whether an ancient skull from Africa belonged to a possible human
ancestor or to a creature which was closer to apes.
Fresh fossil finds from Chad in central Africa, as
well as a new analysis of the skull, seemed to confirm that 'Toumaļ'
was closer to humans. The Toumaļ specimen was unearthed in Chad in
2002 to international acclaim. But rival researchers attacked claims
by the discovery team that it was the oldest hominid, or human-like
The near-complete skull, pieces of jawbone and
several teeth which were unveiled in 2002 were found in the desert
of northern Chad by a team led by Michel Brunet, at the University
of Poitiers, France. At six to seven million years old,
Sahelanthropus tchadensis (better known by its nickname Toumaļ)
dates to about the time at which, according to genetic data, the
ancestors of humans and the ancestors of chimpanzees went their separate
The find had a puzzling combination of modern and
primitive features, with an ape-like brain size and skull shape,
combined with a more human-like face and teeth. It also sported a
remarkably large brow-ridge, more similar to that of hominids.
But at least one anthropologist argued that the fossil could
belong to a female forerunner of the gorilla.
Now in 2005 Brunet and colleagues reported the
discovery of two new jaw fragments and the crown of a tooth in
the same geographical area as the earlier fossils.
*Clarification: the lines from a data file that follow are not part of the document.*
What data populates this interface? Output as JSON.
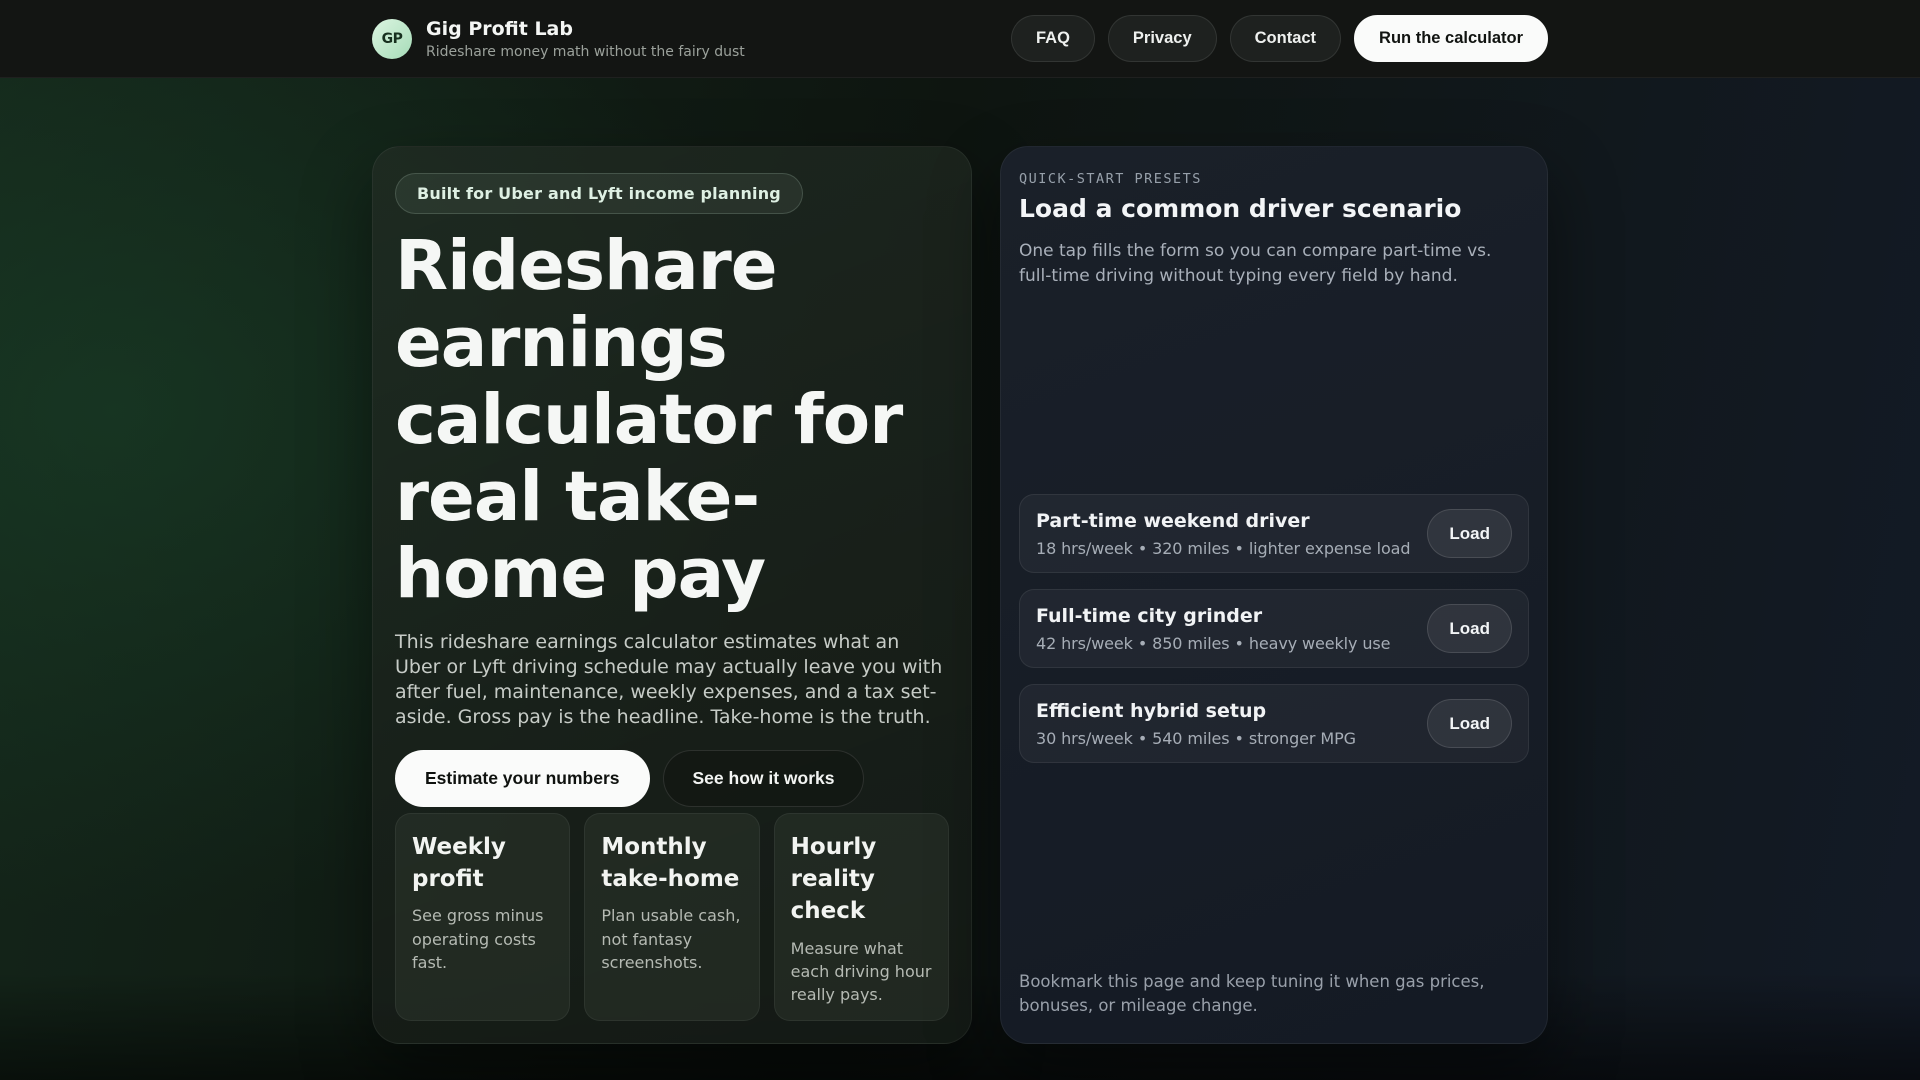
{
  "header": {
    "logo_initials": "GP",
    "brand_name": "Gig Profit Lab",
    "tagline": "Rideshare money math without the fairy dust",
    "nav": [
      {
        "label": "FAQ"
      },
      {
        "label": "Privacy"
      },
      {
        "label": "Contact"
      }
    ],
    "cta_label": "Run the calculator"
  },
  "hero": {
    "badge": "Built for Uber and Lyft income planning",
    "title": "Rideshare earnings calculator for real take-home pay",
    "description": "This rideshare earnings calculator estimates what an Uber or Lyft driving schedule may actually leave you with after fuel, maintenance, weekly expenses, and a tax set-aside. Gross pay is the headline. Take-home is the truth.",
    "primary_cta": "Estimate your numbers",
    "secondary_cta": "See how it works",
    "features": [
      {
        "title": "Weekly profit",
        "description": "See gross minus operating costs fast."
      },
      {
        "title": "Monthly take-home",
        "description": "Plan usable cash, not fantasy screenshots."
      },
      {
        "title": "Hourly reality check",
        "description": "Measure what each driving hour really pays."
      }
    ]
  },
  "presets": {
    "eyebrow": "QUICK-START PRESETS",
    "title": "Load a common driver scenario",
    "description": "One tap fills the form so you can compare part-time vs. full-time driving without typing every field by hand.",
    "items": [
      {
        "title": "Part-time weekend driver",
        "meta": "18 hrs/week • 320 miles • lighter expense load",
        "button": "Load"
      },
      {
        "title": "Full-time city grinder",
        "meta": "42 hrs/week • 850 miles • heavy weekly use",
        "button": "Load"
      },
      {
        "title": "Efficient hybrid setup",
        "meta": "30 hrs/week • 540 miles • stronger MPG",
        "button": "Load"
      }
    ],
    "note": "Bookmark this page and keep tuning it when gas prices, bonuses, or mileage change."
  },
  "colors": {
    "accent_mint": "#b9e4c6",
    "cta_white": "#fafbfa",
    "page_green": "#14261a",
    "panel_blue": "#171c25"
  }
}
The authors
stated that their analysis revealed key similarities to hominid
fossils and differences from African apes which supported the
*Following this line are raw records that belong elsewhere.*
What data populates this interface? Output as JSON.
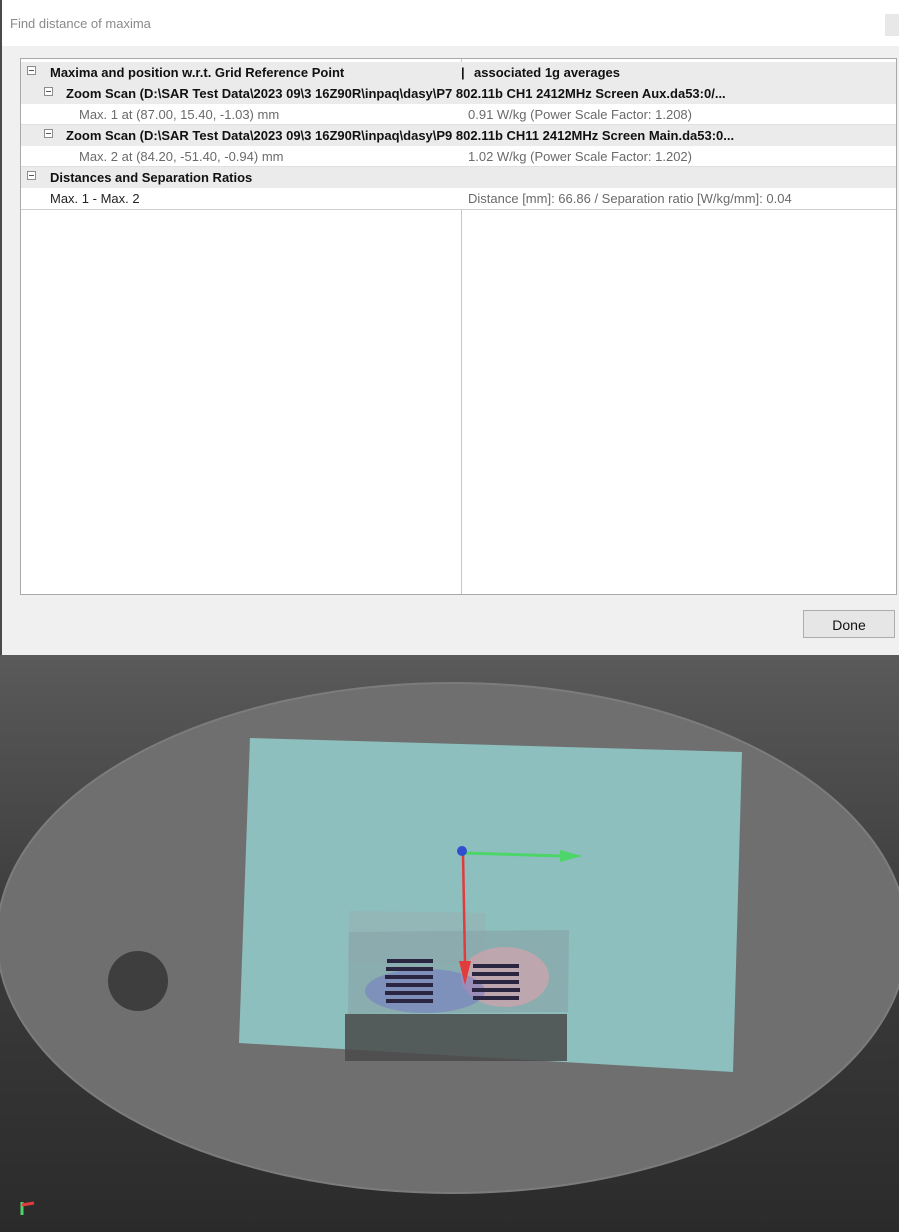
{
  "window": {
    "title": "Find distance of maxima"
  },
  "tree": {
    "header": {
      "label": "Maxima and position w.r.t. Grid Reference Point",
      "separator": "|",
      "right": "associated 1g averages"
    },
    "scans": [
      {
        "label": "Zoom Scan (D:\\SAR Test Data\\2023 09\\3 16Z90R\\inpaq\\dasy\\P7 802.11b CH1 2412MHz Screen Aux.da53:0/...",
        "max_label": "Max. 1 at (87.00, 15.40, -1.03) mm",
        "max_value": "0.91 W/kg (Power Scale Factor: 1.208)"
      },
      {
        "label": "Zoom Scan (D:\\SAR Test Data\\2023 09\\3 16Z90R\\inpaq\\dasy\\P9 802.11b CH11 2412MHz Screen Main.da53:0...",
        "max_label": "Max. 2 at (84.20, -51.40, -0.94) mm",
        "max_value": "1.02 W/kg (Power Scale Factor: 1.202)"
      }
    ],
    "distances": {
      "label": "Distances and Separation Ratios",
      "pair_label": "Max. 1 - Max. 2",
      "pair_value": "Distance [mm]: 66.86 / Separation ratio [W/kg/mm]: 0.04"
    }
  },
  "buttons": {
    "done": "Done"
  },
  "colors": {
    "phantom_plate": "#8fc3c2",
    "x_axis": "#4cd66a",
    "y_axis": "#e03c3c",
    "origin": "#2f4fd0",
    "phantom_base": "#6e6e6e"
  }
}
idea that Toumaļ was a hominid.
In a separate paper, a team including Brunet and
Christoph Zollikofer of the University of Zurich in Switzerland,
presented a 3D computer reconstruction of the skull, which had
been badly distorted in the ground.
The team had essentially 'unmangled' the skull,
and the reconstruction apparently confirmed the claim that
tchadensis shared key features with later hominids.
Shown here is the cranium of Sahelanthropus tchadensis,
one of perhaps several species on the human side of the
human-chimpanzee divide which may still have interbred with an
early chimpanzee species at a time at which the two lines were
still very similar - perhaps no more different than modern
humans and Neanderthals who certainly did interbreed (a, facial
view. b, lateral view. c, dorsal view. d, basal view)